The Apache tribe is noted among Native Americans for the bravery with which they initially faced the arrival of the “white man.”
As a nomadic group of people, the Apache were the first of the tribespeople to master horse riding, according to legend. They snaked through Alaska and Canada, and down into North America.
The Apache eventually reached the southern part of the continent’s plateau, then split into two large groups. If there was a border of sorts between the groups, it was the Rio Grande.
At the dawn of the 18th century, Apache Native Americans largely populated the vast plains of Kansas. While they grew beans and other crops, the Apache’s favorite dish was buffalo meat. The tribespeople also used the animal’s skin to manufacture garments.
When the Apache were on the move, they rested in temporary homes called teepee’s, easily movable, particularly in times of some serious buffalo-hunting. They were constructed with long poles and buffalo hide.
The wikiups, also known as wigwams, were the Apaches’ more durable homes. Tree saplings were used to form the dome of the wigwam structure, and natural materials like tree bark was used to cover the small but comfortable home.
The Apache outfits in the portraits were frequently made of leather. Men opted for loincloths and shirts, while women wore dresses made of buckskin. Leather moccasins were the most common footwear, especially among men.
Clothing would be decorated with vegetable-pigment paints, beads and feathers. Strings of beads made from materials such as turquoise and jet, as well as shells and seeds, were worn in abundance by Apache women as bracelets, necklaces and chokers. Other jewelry included stitched or woven necklaces, pouches, and hair ornaments.
Despite their being more military-minded than some other Native American tribes, over time the Apache lost the lands they traditionally held. The Apaches’ first clashes were with the Spaniards, then with the U.S. government–both exhausting and costly.
Though for a brief period during the 18th century they lived in peace with the newcomers on the continent, things took a turn as their assets became subject to perpetual raiding, and their people were murdered.
The population significantly shrank over time, and the last of the great warriors who led the Apache into battle were eventually taken as prisoners.

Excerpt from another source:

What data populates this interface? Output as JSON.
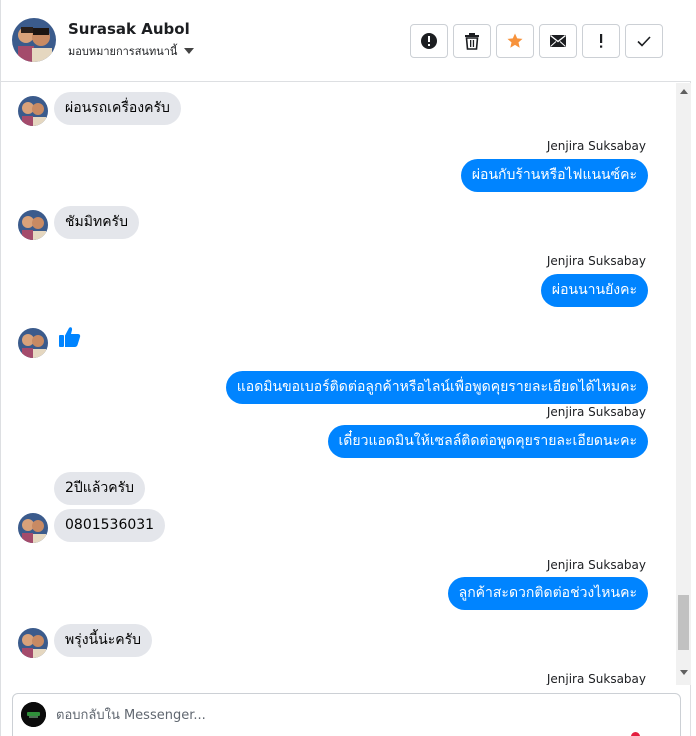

As of the 21st century, it is believed that descendants of this fierce Native American peoples number about 100,000.